The evolutionary mystery of two animals dubbed by Darwin as “ the strangest animals ever discovered” has been solved after 180 years of uncertainty thanks to a new scientific technique.
Their origins have puzzled palaeontologists for years as they share characteristics with many animals, including elephants, camels and rodents.
Dr Ross MacPhee, a curator at the American Museum of Natural History's department of mammalogy and one of the authors of the study, said: The problem is not a lack of fossils — there are thousands of South American-native ungulate fossils in museums in many countries — nor is it a lack of ideas and possible explanations. Rather, the fundamental problem is that South American-native ungulates display detailed resemblances to a whole range of non-South American groups."
The new study reveals they are both part of an ancient group of mammals known as condylarths native to South America that became extinct 10,000 years ago.
Condylarths are a sister group of the perissodactyls, which includes modern horses, tapirs and rhinos.
The breakthrough was made possible through analysing the proteins preserved in fossilised bones and the technique could be used to reveal new information about other long-extinct fossilised species.

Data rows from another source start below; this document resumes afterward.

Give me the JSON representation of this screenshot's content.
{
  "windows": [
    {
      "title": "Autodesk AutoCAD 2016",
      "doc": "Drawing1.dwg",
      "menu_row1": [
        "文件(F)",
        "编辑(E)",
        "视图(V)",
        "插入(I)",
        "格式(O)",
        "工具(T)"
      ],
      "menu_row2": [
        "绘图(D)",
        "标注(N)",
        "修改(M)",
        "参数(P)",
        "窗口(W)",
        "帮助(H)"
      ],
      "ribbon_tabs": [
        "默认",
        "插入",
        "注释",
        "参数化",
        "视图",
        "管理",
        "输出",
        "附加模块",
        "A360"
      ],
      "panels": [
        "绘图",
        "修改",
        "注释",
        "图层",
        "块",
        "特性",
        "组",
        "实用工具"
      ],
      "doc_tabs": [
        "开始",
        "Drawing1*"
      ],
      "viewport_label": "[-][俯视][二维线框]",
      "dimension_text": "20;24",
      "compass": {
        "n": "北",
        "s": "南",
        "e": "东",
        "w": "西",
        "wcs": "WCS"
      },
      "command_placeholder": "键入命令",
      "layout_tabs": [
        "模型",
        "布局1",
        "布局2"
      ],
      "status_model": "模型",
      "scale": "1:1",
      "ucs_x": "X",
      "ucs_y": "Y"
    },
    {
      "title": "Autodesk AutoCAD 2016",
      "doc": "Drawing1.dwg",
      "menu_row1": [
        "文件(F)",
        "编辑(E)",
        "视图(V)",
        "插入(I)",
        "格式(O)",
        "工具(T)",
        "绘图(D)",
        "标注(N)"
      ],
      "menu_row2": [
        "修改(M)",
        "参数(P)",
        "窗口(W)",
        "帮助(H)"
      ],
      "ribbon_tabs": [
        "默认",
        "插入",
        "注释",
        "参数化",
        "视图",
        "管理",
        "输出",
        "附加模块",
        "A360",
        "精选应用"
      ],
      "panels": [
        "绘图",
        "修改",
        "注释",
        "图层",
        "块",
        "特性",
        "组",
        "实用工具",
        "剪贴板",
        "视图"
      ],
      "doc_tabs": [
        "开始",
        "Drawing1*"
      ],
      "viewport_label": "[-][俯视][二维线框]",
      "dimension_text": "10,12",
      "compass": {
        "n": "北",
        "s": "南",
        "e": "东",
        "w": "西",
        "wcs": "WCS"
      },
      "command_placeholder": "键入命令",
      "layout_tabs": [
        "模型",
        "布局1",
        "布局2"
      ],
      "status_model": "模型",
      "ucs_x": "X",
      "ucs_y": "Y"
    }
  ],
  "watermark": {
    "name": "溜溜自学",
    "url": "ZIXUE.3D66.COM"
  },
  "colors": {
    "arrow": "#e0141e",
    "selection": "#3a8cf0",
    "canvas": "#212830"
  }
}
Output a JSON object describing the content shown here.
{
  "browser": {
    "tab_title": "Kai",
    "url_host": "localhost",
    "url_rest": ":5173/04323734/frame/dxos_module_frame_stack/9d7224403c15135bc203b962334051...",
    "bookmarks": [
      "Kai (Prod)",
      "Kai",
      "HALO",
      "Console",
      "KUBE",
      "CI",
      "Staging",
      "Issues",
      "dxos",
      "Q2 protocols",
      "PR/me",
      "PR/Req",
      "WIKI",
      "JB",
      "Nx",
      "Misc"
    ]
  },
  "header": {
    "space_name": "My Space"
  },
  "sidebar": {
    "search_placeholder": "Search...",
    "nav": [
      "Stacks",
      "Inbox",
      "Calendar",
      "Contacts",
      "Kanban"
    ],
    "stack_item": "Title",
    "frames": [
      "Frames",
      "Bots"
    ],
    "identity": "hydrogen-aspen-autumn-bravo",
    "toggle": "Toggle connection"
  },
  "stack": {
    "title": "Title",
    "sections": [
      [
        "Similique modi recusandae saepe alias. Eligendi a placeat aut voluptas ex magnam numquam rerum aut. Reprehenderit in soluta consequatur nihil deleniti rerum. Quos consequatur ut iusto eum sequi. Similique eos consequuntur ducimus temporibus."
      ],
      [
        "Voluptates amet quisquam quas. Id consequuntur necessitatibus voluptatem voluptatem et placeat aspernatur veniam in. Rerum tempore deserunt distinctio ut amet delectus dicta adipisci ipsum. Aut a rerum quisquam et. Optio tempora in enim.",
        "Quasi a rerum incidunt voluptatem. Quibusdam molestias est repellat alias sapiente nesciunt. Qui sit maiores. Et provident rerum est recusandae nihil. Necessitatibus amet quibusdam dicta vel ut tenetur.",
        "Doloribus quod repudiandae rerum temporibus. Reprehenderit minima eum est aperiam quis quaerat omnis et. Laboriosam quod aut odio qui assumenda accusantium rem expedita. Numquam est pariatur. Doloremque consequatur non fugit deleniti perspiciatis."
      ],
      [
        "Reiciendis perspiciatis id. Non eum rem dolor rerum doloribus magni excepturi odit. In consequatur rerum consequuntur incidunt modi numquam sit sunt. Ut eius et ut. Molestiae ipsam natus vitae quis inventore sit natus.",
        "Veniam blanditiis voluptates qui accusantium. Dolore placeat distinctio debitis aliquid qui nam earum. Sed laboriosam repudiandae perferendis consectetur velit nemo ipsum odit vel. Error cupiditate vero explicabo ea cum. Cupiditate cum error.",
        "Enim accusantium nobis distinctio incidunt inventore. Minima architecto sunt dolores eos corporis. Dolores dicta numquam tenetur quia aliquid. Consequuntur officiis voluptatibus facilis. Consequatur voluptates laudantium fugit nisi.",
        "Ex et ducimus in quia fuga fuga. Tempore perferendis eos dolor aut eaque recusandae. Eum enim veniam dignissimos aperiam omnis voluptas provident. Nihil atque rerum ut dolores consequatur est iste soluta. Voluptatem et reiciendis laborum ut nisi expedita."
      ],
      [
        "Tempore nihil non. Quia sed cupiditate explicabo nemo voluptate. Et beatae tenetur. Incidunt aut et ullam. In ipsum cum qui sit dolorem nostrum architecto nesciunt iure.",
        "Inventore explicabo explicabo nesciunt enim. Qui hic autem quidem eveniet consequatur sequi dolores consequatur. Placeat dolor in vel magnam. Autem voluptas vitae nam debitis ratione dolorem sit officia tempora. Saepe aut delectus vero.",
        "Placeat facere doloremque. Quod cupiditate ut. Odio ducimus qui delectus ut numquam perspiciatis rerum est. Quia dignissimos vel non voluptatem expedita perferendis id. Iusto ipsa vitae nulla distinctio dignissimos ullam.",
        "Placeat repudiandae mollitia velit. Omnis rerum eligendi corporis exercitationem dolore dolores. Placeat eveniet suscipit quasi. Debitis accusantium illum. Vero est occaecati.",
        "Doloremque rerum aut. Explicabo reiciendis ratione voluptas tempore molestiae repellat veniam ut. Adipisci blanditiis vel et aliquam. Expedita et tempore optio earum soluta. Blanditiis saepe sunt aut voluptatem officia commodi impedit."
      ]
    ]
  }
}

Protein, collagen in this instance, is preserved better than DNA and scientists say it could allow them to look 10 times farther back in time than current techniques using ancient DNA. But collagen is hard to come by.Of the 45 specimens the team sampled for collagen, only five revealed any protein sequence information.
MacPhee hopes that this method of placing extinct creatures on the evolutionary tree will improve greatly in the coming decades.
With many thanks to Yahoo 7